It is our view that the data and analytic software should be the heart of our publications; the accompanying article should describe the data and results so that colleagues can check one another’s work so that we can improve and extend published data and analytical methods.
Note. This work is in collaboration with Gunnar Schaefer, Michael Perry, and Renzo Frigato. We are grateful to the Simons Foundation and Arnold Foundation for their support and Victoria Stodden, Dave Donoho, and Mattan Gavish for useful discussions.
Commercial Disclosure: Flywheel Exchange, LLC.
Brian A. Wandell is the first Isaac and Madeline Stein Family Professor. He joined the Stanford Psychology faculty in 1979 and is a member, by courtesy, of Electrical Engineering and Ophthalmology. He is Director of Stanford’s Center for Cognitive and Neurobiological Imaging, and Deputy Director of Stanford’s Neuroscience Institute. Wandell’s research centers on vision science, spanning topics from visual disorders, reading development in children, to digital imaging devices and algorithms for both magnetic resonance imaging and digital imaging. Wandell graduated from the University of Michigan in 1973 with a B.S. in mathematics and psychology. In 1977, he earned a Ph.D. in social science from the University of California at Irvine. After a year as a postdoctoral fellow at the University of Pennsylvania, he joined the faculty of Stanford University in 1979. Professor Wandell was promoted to associate professor with tenure in 1984 and became a full professor in 1988. In 1986, Wandell won the Troland Research Award from the National Academy of Sciences for his work in color vision. He was made a fellow of the Optical Society of America in 1990; in 1997 he became a McKnight Senior Investigator and received the Edridge Green Medal in Ophthalmology for work in visual neuroscience. In 2000, he was awarded the Macbeth Prize from the Inter-Society Color Council, and in 2007 he was named Electronic Imaging Scientist of the Year by the SPIE/IS&T, and he was awarded the Tillyer Prize from the Optical Society of America in 2008. He was elected to the American Academy of Arts and Sciences in 2011. Oberdorfer Award from the Association for Research in Vision and Ophthalmology, 2012. In 2014 he was awarded the highest honor of the Society for Imaging Science and Technology. In 2016 he was awarded the George A. Miller prize of the Cognitive Neuroscience Society. Wandell was elected to the US National Academy of Sciences in 2003.
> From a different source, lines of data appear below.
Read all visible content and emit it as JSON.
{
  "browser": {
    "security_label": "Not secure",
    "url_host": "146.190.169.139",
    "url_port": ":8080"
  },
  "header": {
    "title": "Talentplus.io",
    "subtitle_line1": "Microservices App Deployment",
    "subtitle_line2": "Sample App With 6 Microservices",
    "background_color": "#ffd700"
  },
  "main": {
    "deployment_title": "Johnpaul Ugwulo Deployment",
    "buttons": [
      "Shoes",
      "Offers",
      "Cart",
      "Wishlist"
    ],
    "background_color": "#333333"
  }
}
The call for abstracts is open throught August 14.
In order to plan for your arrival, we encourage you to register early.
|Registration Opens||Monday, May 8th|
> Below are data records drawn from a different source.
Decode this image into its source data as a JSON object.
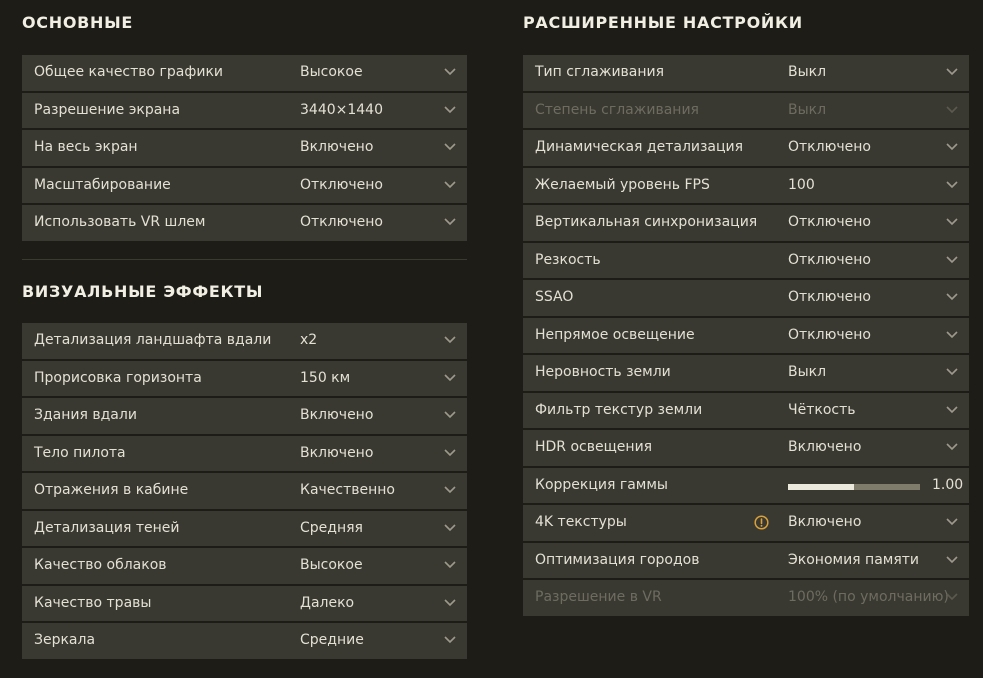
{
  "colors": {
    "background": "#1d1c17",
    "row": "#3a3931",
    "text": "#e3e0d4",
    "disabled_text": "#6e6c61",
    "warning": "#d8a13a"
  },
  "basic": {
    "title": "ОСНОВНЫЕ",
    "rows": [
      {
        "label": "Общее качество графики",
        "value": "Высокое"
      },
      {
        "label": "Разрешение экрана",
        "value": "3440×1440"
      },
      {
        "label": "На весь экран",
        "value": "Включено"
      },
      {
        "label": "Масштабирование",
        "value": "Отключено"
      },
      {
        "label": "Использовать VR шлем",
        "value": "Отключено"
      }
    ]
  },
  "visual": {
    "title": "ВИЗУАЛЬНЫЕ ЭФФЕКТЫ",
    "rows": [
      {
        "label": "Детализация ландшафта вдали",
        "value": "x2"
      },
      {
        "label": "Прорисовка горизонта",
        "value": "150 км"
      },
      {
        "label": "Здания вдали",
        "value": "Включено"
      },
      {
        "label": "Тело пилота",
        "value": "Включено"
      },
      {
        "label": "Отражения в кабине",
        "value": "Качественно"
      },
      {
        "label": "Детализация теней",
        "value": "Средняя"
      },
      {
        "label": "Качество облаков",
        "value": "Высокое"
      },
      {
        "label": "Качество травы",
        "value": "Далеко"
      },
      {
        "label": "Зеркала",
        "value": "Средние"
      }
    ]
  },
  "advanced": {
    "title": "РАСШИРЕННЫЕ НАСТРОЙКИ",
    "rows": [
      {
        "label": "Тип сглаживания",
        "value": "Выкл"
      },
      {
        "label": "Степень сглаживания",
        "value": "Выкл"
      },
      {
        "label": "Динамическая детализация",
        "value": "Отключено"
      },
      {
        "label": "Желаемый уровень FPS",
        "value": "100"
      },
      {
        "label": "Вертикальная синхронизация",
        "value": "Отключено"
      },
      {
        "label": "Резкость",
        "value": "Отключено"
      },
      {
        "label": "SSAO",
        "value": "Отключено"
      },
      {
        "label": "Непрямое освещение",
        "value": "Отключено"
      },
      {
        "label": "Неровность земли",
        "value": "Выкл"
      },
      {
        "label": "Фильтр текстур земли",
        "value": "Чёткость"
      },
      {
        "label": "HDR освещения",
        "value": "Включено"
      },
      {
        "label": "Коррекция гаммы",
        "value": "1.00",
        "slider_fraction": 0.5
      },
      {
        "label": "4K текстуры",
        "value": "Включено"
      },
      {
        "label": "Оптимизация городов",
        "value": "Экономия памяти"
      },
      {
        "label": "Разрешение в VR",
        "value": "100% (по умолчанию)"
      }
    ]
  }
}
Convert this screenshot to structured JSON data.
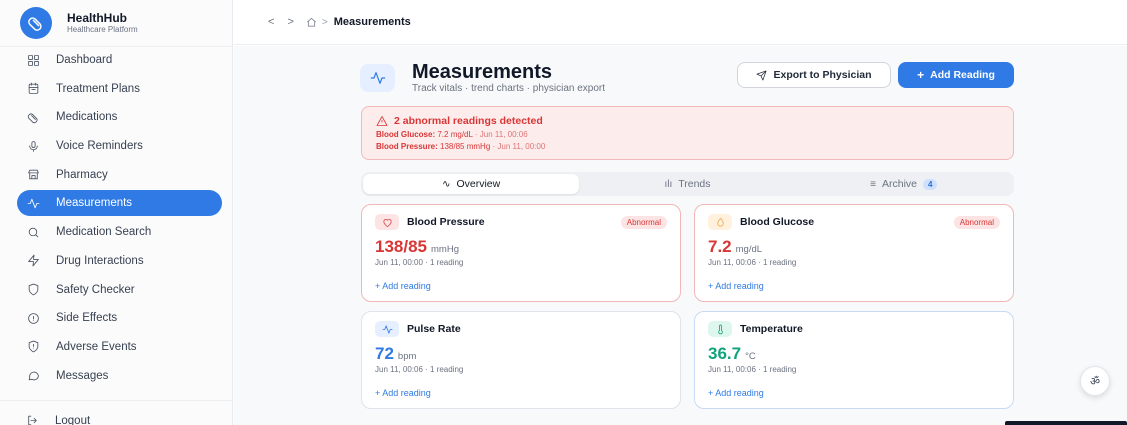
{
  "brand": {
    "name": "HealthHub",
    "subtitle": "Healthcare Platform"
  },
  "sidebar": {
    "items": [
      {
        "label": "Dashboard",
        "icon": "grid-icon",
        "active": false
      },
      {
        "label": "Treatment Plans",
        "icon": "calendar-icon",
        "active": false
      },
      {
        "label": "Medications",
        "icon": "pill-icon",
        "active": false
      },
      {
        "label": "Voice Reminders",
        "icon": "microphone-icon",
        "active": false
      },
      {
        "label": "Pharmacy",
        "icon": "store-icon",
        "active": false
      },
      {
        "label": "Measurements",
        "icon": "activity-icon",
        "active": true
      },
      {
        "label": "Medication Search",
        "icon": "search-icon",
        "active": false
      },
      {
        "label": "Drug Interactions",
        "icon": "zap-icon",
        "active": false
      },
      {
        "label": "Safety Checker",
        "icon": "shield-icon",
        "active": false
      },
      {
        "label": "Side Effects",
        "icon": "info-icon",
        "active": false
      },
      {
        "label": "Adverse Events",
        "icon": "alert-shield-icon",
        "active": false
      },
      {
        "label": "Messages",
        "icon": "message-icon",
        "active": false
      }
    ],
    "logout_label": "Logout"
  },
  "breadcrumb": {
    "current": "Measurements"
  },
  "page": {
    "title": "Measurements",
    "subtitle": "Track vitals · trend charts · physician export",
    "export_label": "Export to Physician",
    "add_label": "Add Reading"
  },
  "alert": {
    "heading": "2 abnormal readings detected",
    "lines": [
      {
        "label": "Blood Glucose:",
        "value": "7.2 mg/dL",
        "meta": "· Jun 11, 00:06"
      },
      {
        "label": "Blood Pressure:",
        "value": "138/85 mmHg",
        "meta": " · Jun 11, 00:00"
      }
    ]
  },
  "tabs": [
    {
      "label": "Overview",
      "icon": "∿",
      "active": true
    },
    {
      "label": "Trends",
      "icon": "ılı",
      "active": false
    },
    {
      "label": "Archive",
      "icon": "≡",
      "count": "4",
      "active": false
    }
  ],
  "cards": [
    {
      "title": "Blood Pressure",
      "badge": "Abnormal",
      "value": "138/85",
      "unit": "mmHg",
      "meta": "Jun 11, 00:00 · 1 reading",
      "add": "+ Add reading",
      "icon": "heart-icon",
      "value_color": "#d93636",
      "icon_color": "#e05252",
      "icon_bg": "#fde4e4"
    },
    {
      "title": "Blood Glucose",
      "badge": "Abnormal",
      "value": "7.2",
      "unit": "mg/dL",
      "meta": "Jun 11, 00:06 · 1 reading",
      "add": "+ Add reading",
      "icon": "droplet-icon",
      "value_color": "#d93636",
      "icon_color": "#f0a54a",
      "icon_bg": "#fff1de"
    },
    {
      "title": "Pulse Rate",
      "badge": "",
      "value": "72",
      "unit": "bpm",
      "meta": "Jun 11, 00:06 · 1 reading",
      "add": "+ Add reading",
      "icon": "activity-icon",
      "value_color": "#2f7ae5",
      "icon_color": "#2f7ae5",
      "icon_bg": "#e6efff"
    },
    {
      "title": "Temperature",
      "badge": "",
      "value": "36.7",
      "unit": "°C",
      "meta": "Jun 11, 00:06 · 1 reading",
      "add": "+ Add reading",
      "icon": "thermometer-icon",
      "value_color": "#12a37c",
      "icon_color": "#12a37c",
      "icon_bg": "#def7ee"
    }
  ],
  "fab": {
    "label": "ॐ"
  }
}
|Deadline for cancelling registration:||Monday, August 28th|
|On-line registration closes||midnight Monday, Sept. 4th|
|Time:||beginning at 7:30 a.m.|
|Location:||Frangipani Room, Mezzanine Level
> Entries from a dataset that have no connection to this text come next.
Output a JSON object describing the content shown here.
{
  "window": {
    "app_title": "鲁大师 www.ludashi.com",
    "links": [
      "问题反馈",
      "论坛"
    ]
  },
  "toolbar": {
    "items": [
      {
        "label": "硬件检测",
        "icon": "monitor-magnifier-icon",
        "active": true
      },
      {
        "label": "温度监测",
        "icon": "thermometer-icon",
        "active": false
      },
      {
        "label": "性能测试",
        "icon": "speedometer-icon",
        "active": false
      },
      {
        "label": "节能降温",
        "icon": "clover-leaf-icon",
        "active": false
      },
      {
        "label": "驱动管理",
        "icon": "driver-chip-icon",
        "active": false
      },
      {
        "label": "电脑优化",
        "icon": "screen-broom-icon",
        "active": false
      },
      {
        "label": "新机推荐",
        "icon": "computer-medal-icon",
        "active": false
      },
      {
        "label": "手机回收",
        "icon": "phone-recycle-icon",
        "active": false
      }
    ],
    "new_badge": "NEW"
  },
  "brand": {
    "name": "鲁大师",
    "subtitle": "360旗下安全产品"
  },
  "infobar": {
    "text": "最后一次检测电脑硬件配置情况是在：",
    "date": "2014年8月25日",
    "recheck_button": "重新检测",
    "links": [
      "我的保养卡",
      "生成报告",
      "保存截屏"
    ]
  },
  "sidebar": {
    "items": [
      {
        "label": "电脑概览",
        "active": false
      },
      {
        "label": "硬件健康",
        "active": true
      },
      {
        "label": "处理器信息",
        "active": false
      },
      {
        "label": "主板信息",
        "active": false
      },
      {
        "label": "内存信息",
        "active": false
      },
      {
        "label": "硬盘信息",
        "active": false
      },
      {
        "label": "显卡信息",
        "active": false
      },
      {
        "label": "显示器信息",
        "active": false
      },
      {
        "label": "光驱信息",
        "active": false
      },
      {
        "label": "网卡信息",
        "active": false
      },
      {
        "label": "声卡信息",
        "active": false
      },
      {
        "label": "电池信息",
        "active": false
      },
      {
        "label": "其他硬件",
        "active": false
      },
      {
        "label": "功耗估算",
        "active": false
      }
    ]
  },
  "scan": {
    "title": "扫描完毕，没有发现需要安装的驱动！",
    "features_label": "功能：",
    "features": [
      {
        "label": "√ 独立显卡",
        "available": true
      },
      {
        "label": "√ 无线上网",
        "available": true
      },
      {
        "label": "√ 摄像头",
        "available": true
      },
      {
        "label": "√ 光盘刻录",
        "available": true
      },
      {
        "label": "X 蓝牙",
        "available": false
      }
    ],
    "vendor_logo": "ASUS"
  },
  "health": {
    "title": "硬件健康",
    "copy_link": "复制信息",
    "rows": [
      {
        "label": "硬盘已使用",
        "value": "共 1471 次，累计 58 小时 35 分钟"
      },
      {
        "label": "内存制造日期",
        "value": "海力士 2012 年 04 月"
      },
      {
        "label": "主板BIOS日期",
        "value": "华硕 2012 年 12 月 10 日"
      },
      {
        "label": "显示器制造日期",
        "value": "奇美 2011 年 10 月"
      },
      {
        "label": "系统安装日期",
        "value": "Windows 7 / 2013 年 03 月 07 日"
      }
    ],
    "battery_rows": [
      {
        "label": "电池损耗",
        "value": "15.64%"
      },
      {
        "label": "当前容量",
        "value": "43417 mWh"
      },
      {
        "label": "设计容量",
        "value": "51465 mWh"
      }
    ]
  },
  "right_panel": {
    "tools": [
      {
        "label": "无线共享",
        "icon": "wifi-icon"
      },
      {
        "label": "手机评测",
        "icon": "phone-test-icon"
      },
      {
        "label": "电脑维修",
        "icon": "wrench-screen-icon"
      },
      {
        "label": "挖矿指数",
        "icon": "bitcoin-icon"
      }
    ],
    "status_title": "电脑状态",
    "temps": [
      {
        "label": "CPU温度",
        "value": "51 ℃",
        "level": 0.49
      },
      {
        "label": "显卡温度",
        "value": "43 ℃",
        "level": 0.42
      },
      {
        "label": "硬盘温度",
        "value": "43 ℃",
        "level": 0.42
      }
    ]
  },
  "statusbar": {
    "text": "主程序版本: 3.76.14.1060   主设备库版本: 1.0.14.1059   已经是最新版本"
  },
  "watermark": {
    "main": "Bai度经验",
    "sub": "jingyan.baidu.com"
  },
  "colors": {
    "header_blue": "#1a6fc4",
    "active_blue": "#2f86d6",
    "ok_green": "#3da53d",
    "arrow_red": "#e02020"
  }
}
Indiana Memorial Union (host hotel)
900 East 7th Street
Bloomington, IN 47405
A refund, less a $10.00 administrative charge, will be accepted if received by midnight Monday, August 8th. Refunds will be made in the same form that you submitted payment. Refunds will not be issued after August 28th, but you may substitute another delegate.
All cancellation requests must be made in writing and either emailed or faxed to the Conference Registrar at: firstname.lastname@example.org or FAX: 812.855.8077
If you have questions about how to register or how to cancel your registration, contact the Conference Registrar, Melissa Kocias at: email@example.com or 812.855.4224
This work is sponsored by National Science Foundation Award 1636893. Additional workshop sponsors include: